» **Problem details**: In the listing below, how many lines include "icon"? Give the number and no other text.

» **Provided material**:
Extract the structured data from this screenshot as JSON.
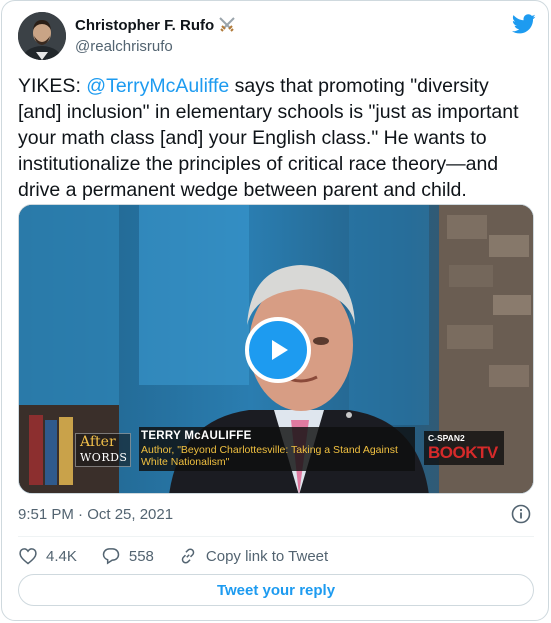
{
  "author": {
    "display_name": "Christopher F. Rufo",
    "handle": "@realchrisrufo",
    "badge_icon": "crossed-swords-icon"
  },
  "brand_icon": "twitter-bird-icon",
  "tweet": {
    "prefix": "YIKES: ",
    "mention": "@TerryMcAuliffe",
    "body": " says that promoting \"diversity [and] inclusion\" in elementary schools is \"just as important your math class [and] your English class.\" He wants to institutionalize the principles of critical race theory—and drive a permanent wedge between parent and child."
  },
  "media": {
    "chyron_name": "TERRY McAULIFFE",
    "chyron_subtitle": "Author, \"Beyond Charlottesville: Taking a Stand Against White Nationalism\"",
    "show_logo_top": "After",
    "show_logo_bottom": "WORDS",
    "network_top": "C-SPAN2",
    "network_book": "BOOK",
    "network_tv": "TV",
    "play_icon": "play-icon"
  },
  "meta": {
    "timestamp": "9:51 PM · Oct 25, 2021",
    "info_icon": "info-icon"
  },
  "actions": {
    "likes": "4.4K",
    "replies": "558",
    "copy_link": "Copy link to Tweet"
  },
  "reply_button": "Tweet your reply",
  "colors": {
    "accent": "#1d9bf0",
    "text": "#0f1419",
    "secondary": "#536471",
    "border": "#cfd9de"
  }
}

» **Output below**: 4